#1 bestselling author Stephen King returns with a brand-new novel about the secrets we keep buried and the cost of unearthing them.
The son of a struggling single mother, Jamie Conklin just wants an ordinary childhood. But Jamie is no ordinary child. Born with an unnatural ability his mom urges him to keep secret, Jamie can see what no one else can see and learn what no one else can learn. But the cost of using this ability is higher than Jamie can imagine – as he discovers when an NYPD detective draws him into the pursuit of a killer who has threatened to strike from beyond the grave.
Later is Stephen King at his finest, a terrifying and touching story of innocence lost and the trials that test our sense of right and wrong. With echoes of King’s classic novel IT, Later is a powerful, haunting, unforgettable exploration of what it takes to stand up to evil in all the faces it wears.
Stephen King. What is there to really say about his work? He is a prolific writer who has done more for the horror genre than most anyone else. He has fans, followers and those who only read his works. He has legions of devout fans that eat up every word he writes and can see no wrong. And then you have the rest of us.
I enjoy Later, his third novel for the Hard Case Crime imprint (and those three books affords HCC to really put out some great pulp fiction reprints by Lawrence Block, Donald Westlake, Max Allen Collins, and new originals that might not find publication elsewhere). The story is about Jamie Conklin and his growing up seeing dead people. This ability is exploited by those who know about it, and the novel does become part mystery and part horror. The King hallmarks are all here. The kid befriends an elderly gentleman, the pop culture references are older than the characters, and some of the turns at humor are just bad. But compared to his last few books, Later feels like he is enjoying the writing. There have been a few of his books and stories lately that feel like he is mailing it in, giving the fans something to read but nothing that will increase his legacy. He has not written anything very memorable in a decade (I’m using 11/22/63 as really his last standout work), but Later seems to be on the right track. He uses a shorter form (or typical novel length) to really tell a great story.
The book reads fast, and it is easy to get sucked into the plot. Jamie is a typical King kid so you want to root for him, especially since he is surrounded by people who want to use his powers for their own gains. He does whatever he can to make the grownups like him because he wants them to be proud of him or he does not want to get hurt.
There is something to be said about this type of horror, the type that King writes. There is a fear in people hurting and exploiting kids. He has repeated this device in the last few books (Outsider, The Institute, “Mr. Harrigan’s Phone”) and it makes sense because the scariest thing for most of his fans, who are now old enough to have kids, is to threaten harm against them. This is why we get so stuck in this book. Jamie is only six when he starts to notice the dead people, and from then until his late teens (when we are not as frightened because kids can theoretically start to defend themselves) people use his powers for their own advantages. We do not want anything harmful to happen to him, but we can also see, as adults, that the adults around him are up to no good. This makes Later an affective story. King knows that we want the kid to be safe so he puts the kid in peril.

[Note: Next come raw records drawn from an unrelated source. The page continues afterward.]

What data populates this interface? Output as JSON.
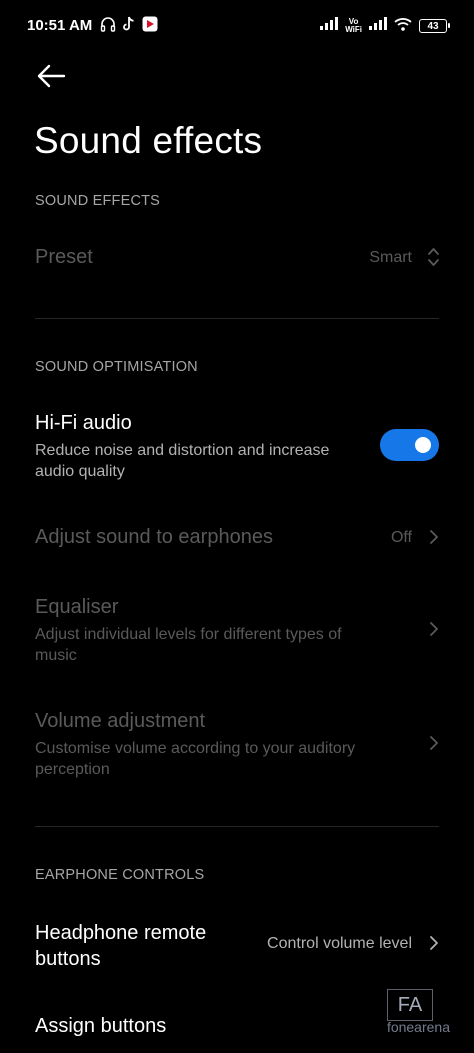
{
  "status_bar": {
    "time": "10:51 AM",
    "battery": "43",
    "vowifi_top": "Vo",
    "vowifi_bottom": "WiFi"
  },
  "header": {
    "title": "Sound effects"
  },
  "sections": {
    "sound_effects": "SOUND EFFECTS",
    "sound_optimisation": "SOUND OPTIMISATION",
    "earphone_controls": "EARPHONE CONTROLS"
  },
  "preset": {
    "label": "Preset",
    "value": "Smart"
  },
  "hifi": {
    "label": "Hi-Fi audio",
    "description": "Reduce noise and distortion and increase audio quality",
    "enabled": true
  },
  "adjust_earphones": {
    "label": "Adjust sound to earphones",
    "value": "Off"
  },
  "equaliser": {
    "label": "Equaliser",
    "description": "Adjust individual levels for different types of music"
  },
  "volume_adjustment": {
    "label": "Volume adjustment",
    "description": "Customise volume according to your auditory perception"
  },
  "headphone_remote": {
    "label": "Headphone remote buttons",
    "value": "Control volume level"
  },
  "assign_buttons": {
    "label": "Assign buttons"
  },
  "watermark": {
    "box": "FA",
    "text": "fonearena"
  },
  "colors": {
    "background": "#000000",
    "accent": "#1677e8",
    "disabled": "#5a5a5a"
  }
}
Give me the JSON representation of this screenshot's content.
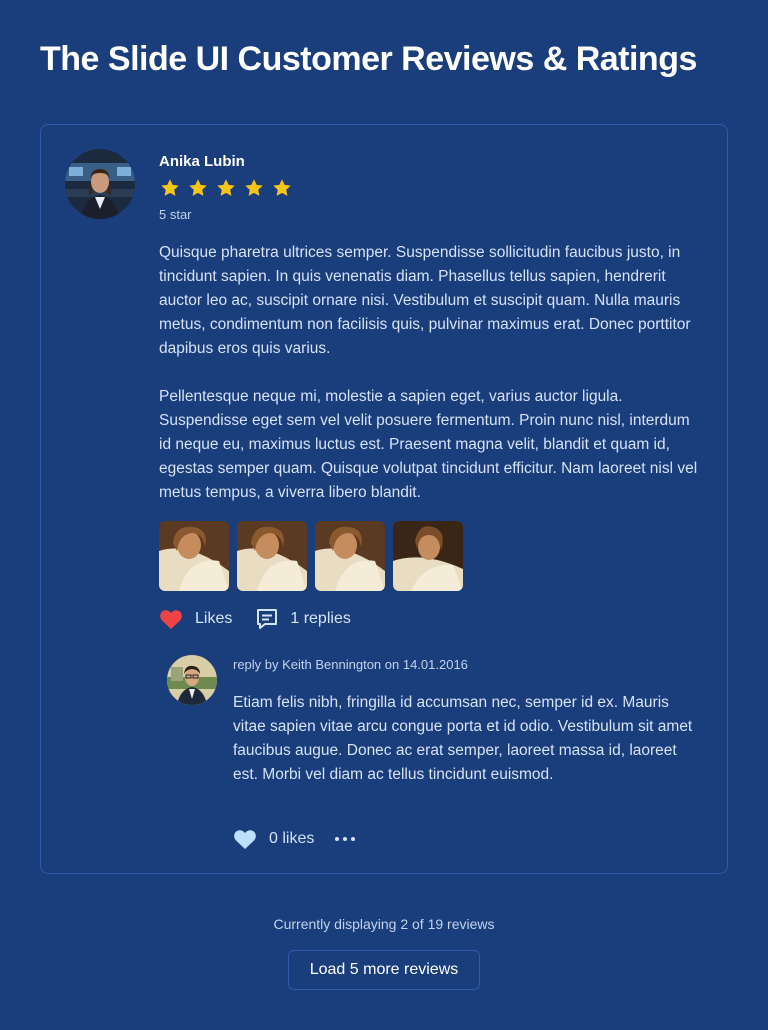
{
  "page": {
    "title": "The Slide UI Customer Reviews & Ratings"
  },
  "colors": {
    "background": "#1a3d7c",
    "border": "#2f5aa8",
    "star": "#f5c518",
    "heart_liked": "#ef4444",
    "heart_reply": "#bde0ff"
  },
  "review": {
    "author": "Anika Lubin",
    "rating": 5,
    "rating_label": "5 star",
    "paragraphs": [
      "Quisque pharetra ultrices semper. Suspendisse sollicitudin faucibus justo, in tincidunt sapien. In quis venenatis diam. Phasellus tellus sapien, hendrerit auctor leo ac, suscipit ornare nisi. Vestibulum et suscipit quam. Nulla mauris metus, condimentum non facilisis quis, pulvinar maximus erat. Donec porttitor dapibus eros quis varius.",
      "Pellentesque neque mi, molestie a sapien eget, varius auctor ligula. Suspendisse eget sem vel velit posuere fermentum. Proin nunc nisl, interdum id neque eu, maximus luctus est. Praesent magna velit, blandit et quam id, egestas semper quam. Quisque volutpat tincidunt efficitur. Nam laoreet nisl vel metus tempus, a viverra libero blandit."
    ],
    "likes_label": "Likes",
    "replies_label": "1 replies",
    "icons": {
      "like": "heart-icon",
      "replies": "comment-icon"
    }
  },
  "reply": {
    "meta": "reply by Keith Bennington on 14.01.2016",
    "body": "Etiam felis nibh, fringilla id accumsan nec, semper id ex. Mauris vitae sapien vitae arcu congue porta et id odio. Vestibulum sit amet faucibus augue. Donec ac erat semper, laoreet massa id, laoreet est. Morbi vel diam ac tellus tincidunt euismod.",
    "likes_label": "0 likes",
    "icons": {
      "like": "heart-icon",
      "more": "more-dots-icon"
    }
  },
  "footer": {
    "count_text": "Currently displaying 2 of 19 reviews",
    "load_button": "Load 5 more reviews"
  }
}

Compared to his last few books, I enjoy this one much more. There are still flaws and Kingisms that I find irritating (like the final reveal in the last few pages is not needed and nonsense), but as a whole, this is a solid book that I will recommend before some of his other current works.